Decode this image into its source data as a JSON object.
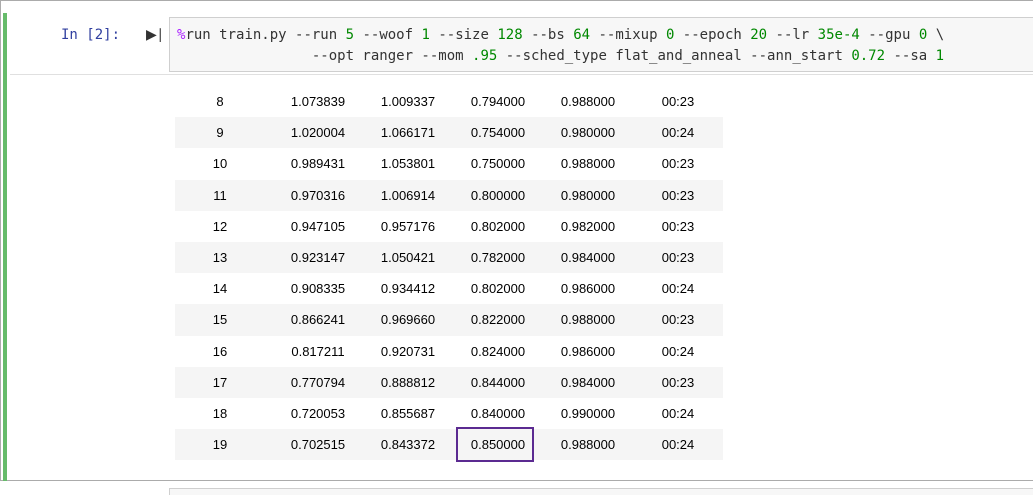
{
  "cell": {
    "prompt": "In [2]:",
    "code_lines": [
      [
        {
          "t": "magic",
          "v": "%"
        },
        {
          "t": "plain",
          "v": "run train.py --run "
        },
        {
          "t": "num",
          "v": "5"
        },
        {
          "t": "plain",
          "v": " --woof "
        },
        {
          "t": "num",
          "v": "1"
        },
        {
          "t": "plain",
          "v": " --size "
        },
        {
          "t": "num",
          "v": "128"
        },
        {
          "t": "plain",
          "v": " --bs "
        },
        {
          "t": "num",
          "v": "64"
        },
        {
          "t": "plain",
          "v": " --mixup "
        },
        {
          "t": "num",
          "v": "0"
        },
        {
          "t": "plain",
          "v": " --epoch "
        },
        {
          "t": "num",
          "v": "20"
        },
        {
          "t": "plain",
          "v": " --lr "
        },
        {
          "t": "num",
          "v": "35e-4"
        },
        {
          "t": "plain",
          "v": " --gpu "
        },
        {
          "t": "num",
          "v": "0"
        },
        {
          "t": "plain",
          "v": " \\"
        }
      ],
      [
        {
          "t": "plain",
          "v": "                --opt ranger --mom "
        },
        {
          "t": "num",
          "v": ".95"
        },
        {
          "t": "plain",
          "v": " --sched_type flat_and_anneal --ann_start "
        },
        {
          "t": "num",
          "v": "0.72"
        },
        {
          "t": "plain",
          "v": " --sa "
        },
        {
          "t": "num",
          "v": "1"
        }
      ]
    ]
  },
  "results": {
    "rows": [
      [
        "8",
        "1.073839",
        "1.009337",
        "0.794000",
        "0.988000",
        "00:23"
      ],
      [
        "9",
        "1.020004",
        "1.066171",
        "0.754000",
        "0.980000",
        "00:24"
      ],
      [
        "10",
        "0.989431",
        "1.053801",
        "0.750000",
        "0.988000",
        "00:23"
      ],
      [
        "11",
        "0.970316",
        "1.006914",
        "0.800000",
        "0.980000",
        "00:23"
      ],
      [
        "12",
        "0.947105",
        "0.957176",
        "0.802000",
        "0.982000",
        "00:23"
      ],
      [
        "13",
        "0.923147",
        "1.050421",
        "0.782000",
        "0.984000",
        "00:23"
      ],
      [
        "14",
        "0.908335",
        "0.934412",
        "0.802000",
        "0.986000",
        "00:24"
      ],
      [
        "15",
        "0.866241",
        "0.969660",
        "0.822000",
        "0.988000",
        "00:23"
      ],
      [
        "16",
        "0.817211",
        "0.920731",
        "0.824000",
        "0.986000",
        "00:24"
      ],
      [
        "17",
        "0.770794",
        "0.888812",
        "0.844000",
        "0.984000",
        "00:23"
      ],
      [
        "18",
        "0.720053",
        "0.855687",
        "0.840000",
        "0.990000",
        "00:24"
      ],
      [
        "19",
        "0.702515",
        "0.843372",
        "0.850000",
        "0.988000",
        "00:24"
      ]
    ]
  },
  "colors": {
    "cell_accent": "#66bb6a",
    "highlight": "#5b2a91",
    "prompt": "#303f9f"
  },
  "icons": {
    "run": "run-cell-icon"
  }
}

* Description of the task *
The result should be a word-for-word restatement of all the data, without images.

* Solution to this exercise *
Decode this image into its source data as a JSON object.
{
  "cell": {
    "prompt": "In [2]:",
    "code_lines": [
      [
        {
          "t": "magic",
          "v": "%"
        },
        {
          "t": "plain",
          "v": "run train.py --run "
        },
        {
          "t": "num",
          "v": "5"
        },
        {
          "t": "plain",
          "v": " --woof "
        },
        {
          "t": "num",
          "v": "1"
        },
        {
          "t": "plain",
          "v": " --size "
        },
        {
          "t": "num",
          "v": "128"
        },
        {
          "t": "plain",
          "v": " --bs "
        },
        {
          "t": "num",
          "v": "64"
        },
        {
          "t": "plain",
          "v": " --mixup "
        },
        {
          "t": "num",
          "v": "0"
        },
        {
          "t": "plain",
          "v": " --epoch "
        },
        {
          "t": "num",
          "v": "20"
        },
        {
          "t": "plain",
          "v": " --lr "
        },
        {
          "t": "num",
          "v": "35e-4"
        },
        {
          "t": "plain",
          "v": " --gpu "
        },
        {
          "t": "num",
          "v": "0"
        },
        {
          "t": "plain",
          "v": " \\"
        }
      ],
      [
        {
          "t": "plain",
          "v": "                --opt ranger --mom "
        },
        {
          "t": "num",
          "v": ".95"
        },
        {
          "t": "plain",
          "v": " --sched_type flat_and_anneal --ann_start "
        },
        {
          "t": "num",
          "v": "0.72"
        },
        {
          "t": "plain",
          "v": " --sa "
        },
        {
          "t": "num",
          "v": "1"
        }
      ]
    ]
  },
  "results": {
    "rows": [
      [
        "8",
        "1.073839",
        "1.009337",
        "0.794000",
        "0.988000",
        "00:23"
      ],
      [
        "9",
        "1.020004",
        "1.066171",
        "0.754000",
        "0.980000",
        "00:24"
      ],
      [
        "10",
        "0.989431",
        "1.053801",
        "0.750000",
        "0.988000",
        "00:23"
      ],
      [
        "11",
        "0.970316",
        "1.006914",
        "0.800000",
        "0.980000",
        "00:23"
      ],
      [
        "12",
        "0.947105",
        "0.957176",
        "0.802000",
        "0.982000",
        "00:23"
      ],
      [
        "13",
        "0.923147",
        "1.050421",
        "0.782000",
        "0.984000",
        "00:23"
      ],
      [
        "14",
        "0.908335",
        "0.934412",
        "0.802000",
        "0.986000",
        "00:24"
      ],
      [
        "15",
        "0.866241",
        "0.969660",
        "0.822000",
        "0.988000",
        "00:23"
      ],
      [
        "16",
        "0.817211",
        "0.920731",
        "0.824000",
        "0.986000",
        "00:24"
      ],
      [
        "17",
        "0.770794",
        "0.888812",
        "0.844000",
        "0.984000",
        "00:23"
      ],
      [
        "18",
        "0.720053",
        "0.855687",
        "0.840000",
        "0.990000",
        "00:24"
      ],
      [
        "19",
        "0.702515",
        "0.843372",
        "0.850000",
        "0.988000",
        "00:24"
      ]
    ]
  },
  "colors": {
    "cell_accent": "#66bb6a",
    "highlight": "#5b2a91",
    "prompt": "#303f9f"
  },
  "icons": {
    "run": "run-cell-icon"
  }
}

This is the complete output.